The Cavalier County Soils Committee has been working hard finding a solution to the dilemma of inaccurate tax values that are currently in place for many agricultural soil parcels.
By Melissa Anderson
The soils committee along with Cavalier County Tax Director Pam Lafrenz recently put forward a recommendation to the Cavalier County Commission to completely remove all soil modifiers on agricultural parcels and start from scratch.
The Soil Productivity Index (PIs) is a rating that comes from the Natural Resources Conservation Services (NRCS) and provides a ranking of soils based on their crop production potential.
“This rating will compare a soil’s potential yield against another over a period of time,” Lafrenz explained, “Because of the PI rating system, some of the current modifiers have become obsolete.”
The soils committee members carefully considered the best course of action in trying to address and rectify this problem that the agricultural soils currently have. The decision to remove all soil modifiers was the best and fastest way to get all parcels up-to-date.
“The modifiers have been removed to get back to a clean slate. In the past, modifiers have been incorrectly applied, inconsistent, or duplicated. This causes inequity, not equalization,” the committee explained.
The new break-point that was recommended and accepted by the Cavalier County Commisson at the January 5th meeting was 34 PI.
“We recommended this number so that the county would not be out of tolerance with the agricultural value per acre provided to the county by the State,” the committee stated.
The soils committee explained that if the county agricultural values per acre are too high, the State will come back and issue an across-the-board adjustment on all parcels, not just those that are out of tolerance.
“This again causes inequity among tax payers, and in essence, we would be shrugging off our duties at the county level back to the State,” the committee stated, ”These decisions aren’t randomly made, but made according to state statute.”
Also, soils data for the county has been updated, and with these updates, the issues that modifiers addressed have been incorporated into and are reflected in the productivity indexes (PIs). For instance, the PI of a soil may have been reduced because the components have been revised to reflect salinity or saturation.
“Some of the issues that modifiers were used for in the past have been accounted for in the new PIs on the soils,” the committee explained, “With the updated PIs that incorporated the reason for the modifiers, the modifiers no longer need to be applied to those specific soils.”
Modifiers are not required by law to be used in the State of North Dakota. Individual counties can choose whether or not to use modifiers. If a county does use modifiers, they have to be approved by the Supervisor of Assessments.
“There are counties within the state that do not use modifiers at all because it is difficult to ensure they are applied equally,” the committee stated.
Another problem that the soils committee and Lafrenz kept running into with the modifiers is that they have not been kept up-to-date and are now inaccurate.
“Removing all modifiers and starting over is the best solution to fix the problems with the soils,” Lafrenz said.
The change will take place for the 2017 taxes. While the change is not permanent, the issue of whether or not Cavalier County needs to have soil modifiers will be revisited by the soils committee for the 2018 tax season.
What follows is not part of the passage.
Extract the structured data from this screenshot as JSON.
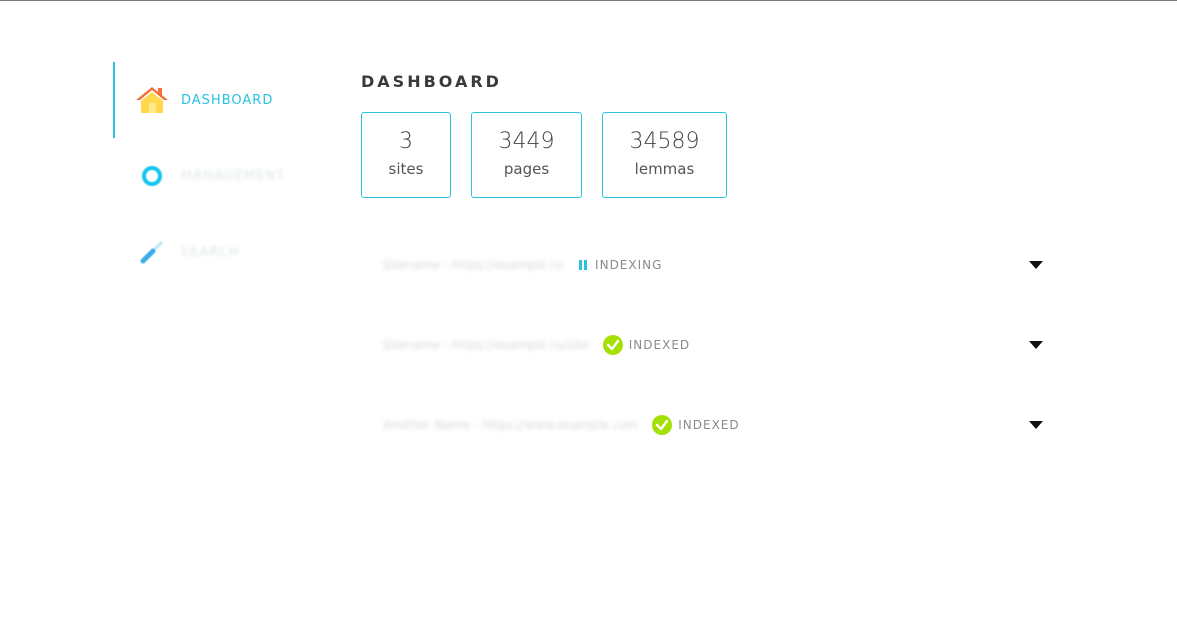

“The soilscCommittee takes its duties very seriously and plans to make recommendations for adjustments as needed. The issue of modifiers will be revisited for the 2018 tax year,” the committee stated.
Overall, the general consensus of the soils committee and the tax director’s office is that once this process is complete, the duties of the tax director’s office and soils committee of keeping the soils up-to-date will be much easier.
This is not the only item regarding taxation that area producers and landowners need to be aware of for the upcoming tax season. The farm exemption forms will also be going out in the near future.
The state mandated farm exemption forms will need to be returned into the tax director’s office by February 1. Lafrenz reminds farmers and landowners that proof of income will be required for the years of 2014, 2015, and 2016 with the farm exemption application.